The Panel also finds that substantial additional expense and delay would likely be incurred if the Complaint had to be translated into Russian.
Taking all these circumstances into account, the Panel finds that it is appropriate to exercise its discretion and allow the proceedings to be conducted in English.
B. Identical or Confusingly Similar
The Panel has established that the Complainant has rights in KULULA trademark.
According to section 1.7 of the WIPO Overview of WIPO Panel Views on Selected UDRP Questions, Third Edition (the “WIPO Overview 3.0”) in cases where a domain name incorporates the entirety of a trademark the domain name will normally be considered identical or confusingly similar to that mark for purposes of UDRP standing. The Panel finds that in the present case the disputed domain name incorporates the Complainant’s trademark in its entirety.
The addition of the gTLD “.site” does not impact on the analysis of whether the disputed domain name is identical or confusingly similar to the Complainant’s trade mark. (See WIPO Overview 3.0, section 1.11).
Considering the above the Panel finds the disputed domain name is identical to the Complainant’s trademark, therefore, the Complainant has established its case under paragraph 4(a)(i) of the Policy.
C. Rights or Legitimate Interests
The Complainant has established prima facie that the Respondent has no rights or legitimate interests in the disputed domain name.
Furthermore, the Respondent provided no evidence that it holds a right or legitimate interest in the disputed domain name.
The Respondent is not commonly known by the disputed domain name, which could demonstrate its rights or legitimate interests (see, e.g., World Natural Bodybuilding Federation, Inc. v. Daniel Jones TheDotCafe, WIPO Case No. D2008-0642).
The Complainant did not license or otherwise agree for use of its registered trademarks by the Respondent, thus no actual or contemplated bona fide or legitimate use of the disputed domain name could be reasonably claimed (see, e.g., Sportswear Company S.P.A. v. Tang Hong, WIPO Case No. D2014-1875).
The Respondent has no rights or legitimate interests in the disputed domain name resolving to an inactive web site (i.e., there is no use of the disputed domain name in any dictionary term sense; see, e.g., Philip Morris USA Inc. v. Daniele Tornatore, WIPO Case No. D2016-1302).
Considering the above the Panel finds the Respondent does not have rights or legitimate interests in the disputed domain name.
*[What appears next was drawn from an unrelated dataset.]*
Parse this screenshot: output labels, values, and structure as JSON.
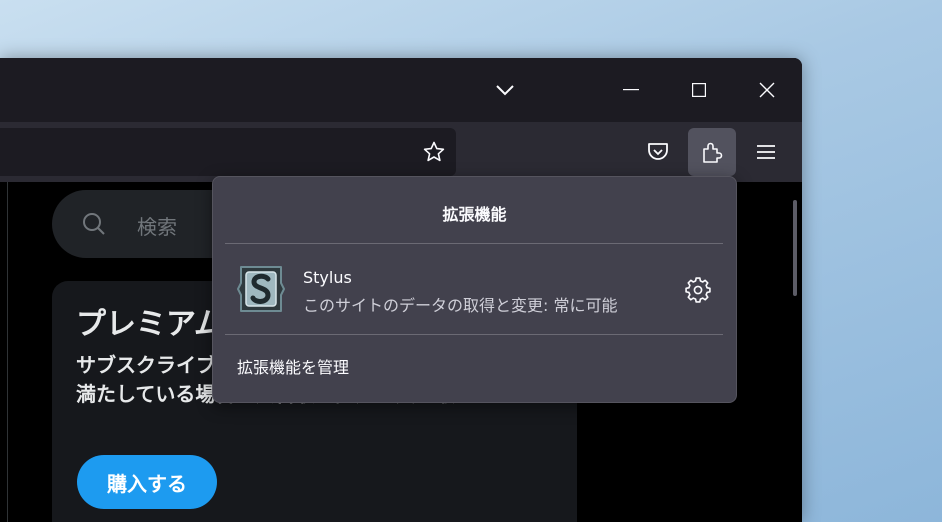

Therefore, the Complainant has established its case under paragraph 4(a)(ii) of the Policy.
D. Registered and Used in Bad Faith
At the time of the registration of the disputed domain name (some 20 years after the Complainant’s trademark rights arose) the Respondent knew, or at least should have known about the existence of the Complainant’s registered and known trademark, which this Panel finds confirms bad faith (see, e.g., The Gap, Inc. v. Deng Youqian, WIPO Case No. D2009-0113).
According to section 3.3 of the WIPO Overview 3.0 from the inception of the UDRP, panelists have found that the non-use of a domain name (including a blank or “coming soon” page) would not prevent a finding of bad faith under the doctrine of passive holding. In this regard the Panel takes into account (i) the high degree of distinctiveness and reputation of the Complainant’s trademark, (ii) the failure of the Respondent to submit a response or to provide any evidence of actual or contemplated good-faith use, (iii) the failure of the Respondent to address the Complainant’s cease and desist letter, (iv) the Respondent’s concealing its identity while registering the disputed domain name, and (v) the implausibility of any good faith use to which the disputed domain name may be put.
Considering the above the Panel finds the disputed domain name was registered and is being used in bad faith. Therefore, the Complainant has established its case under paragraph 4(a)(iii) of the Policy.
For the foregoing reasons, in accordance with paragraphs 4(i) of the Policy and 15 of the Rules, the Panel orders that the disputed domain name, <kulula.site> be transferred to the Complainant.
Date: August 31, 2019